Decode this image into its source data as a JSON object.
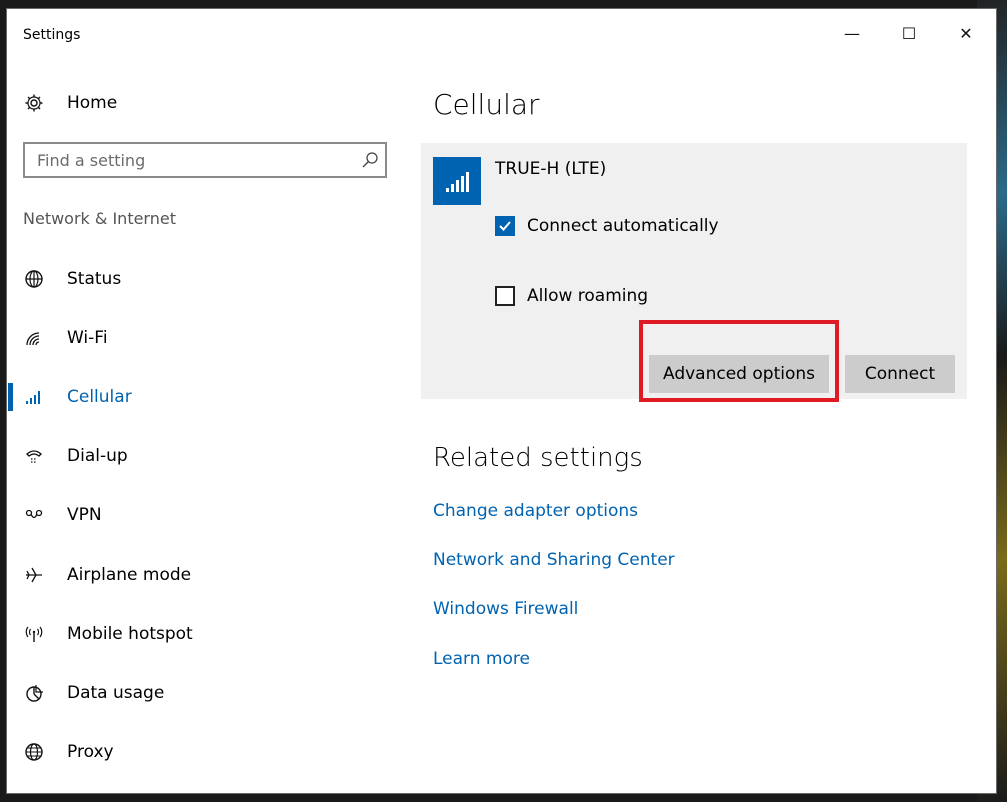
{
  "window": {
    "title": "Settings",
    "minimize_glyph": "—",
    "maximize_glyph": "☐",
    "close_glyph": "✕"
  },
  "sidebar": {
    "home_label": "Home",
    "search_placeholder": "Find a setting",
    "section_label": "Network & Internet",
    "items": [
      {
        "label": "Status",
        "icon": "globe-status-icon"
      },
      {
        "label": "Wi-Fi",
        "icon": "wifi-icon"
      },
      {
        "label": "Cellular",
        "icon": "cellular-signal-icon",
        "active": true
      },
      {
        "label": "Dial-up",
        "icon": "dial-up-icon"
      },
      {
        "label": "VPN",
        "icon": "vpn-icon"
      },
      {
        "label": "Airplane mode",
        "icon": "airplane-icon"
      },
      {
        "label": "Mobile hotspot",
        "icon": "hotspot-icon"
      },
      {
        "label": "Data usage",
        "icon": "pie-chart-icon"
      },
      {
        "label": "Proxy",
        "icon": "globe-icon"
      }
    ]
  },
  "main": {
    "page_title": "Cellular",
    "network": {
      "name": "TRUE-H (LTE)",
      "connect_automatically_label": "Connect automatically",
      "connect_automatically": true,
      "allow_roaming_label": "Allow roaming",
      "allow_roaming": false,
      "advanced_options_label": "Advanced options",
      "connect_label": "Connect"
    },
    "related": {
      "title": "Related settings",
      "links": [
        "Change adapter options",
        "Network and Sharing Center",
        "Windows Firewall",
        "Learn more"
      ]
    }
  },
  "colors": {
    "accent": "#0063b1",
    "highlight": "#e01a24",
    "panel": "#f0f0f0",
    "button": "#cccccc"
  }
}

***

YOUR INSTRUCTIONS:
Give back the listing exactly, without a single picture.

EXPECTED ANSWER:
Decode this image into its source data as a JSON object.
{
  "window": {
    "title": "Settings",
    "minimize_glyph": "—",
    "maximize_glyph": "☐",
    "close_glyph": "✕"
  },
  "sidebar": {
    "home_label": "Home",
    "search_placeholder": "Find a setting",
    "section_label": "Network & Internet",
    "items": [
      {
        "label": "Status",
        "icon": "globe-status-icon"
      },
      {
        "label": "Wi-Fi",
        "icon": "wifi-icon"
      },
      {
        "label": "Cellular",
        "icon": "cellular-signal-icon",
        "active": true
      },
      {
        "label": "Dial-up",
        "icon": "dial-up-icon"
      },
      {
        "label": "VPN",
        "icon": "vpn-icon"
      },
      {
        "label": "Airplane mode",
        "icon": "airplane-icon"
      },
      {
        "label": "Mobile hotspot",
        "icon": "hotspot-icon"
      },
      {
        "label": "Data usage",
        "icon": "pie-chart-icon"
      },
      {
        "label": "Proxy",
        "icon": "globe-icon"
      }
    ]
  },
  "main": {
    "page_title": "Cellular",
    "network": {
      "name": "TRUE-H (LTE)",
      "connect_automatically_label": "Connect automatically",
      "connect_automatically": true,
      "allow_roaming_label": "Allow roaming",
      "allow_roaming": false,
      "advanced_options_label": "Advanced options",
      "connect_label": "Connect"
    },
    "related": {
      "title": "Related settings",
      "links": [
        "Change adapter options",
        "Network and Sharing Center",
        "Windows Firewall",
        "Learn more"
      ]
    }
  },
  "colors": {
    "accent": "#0063b1",
    "highlight": "#e01a24",
    "panel": "#f0f0f0",
    "button": "#cccccc"
  }
}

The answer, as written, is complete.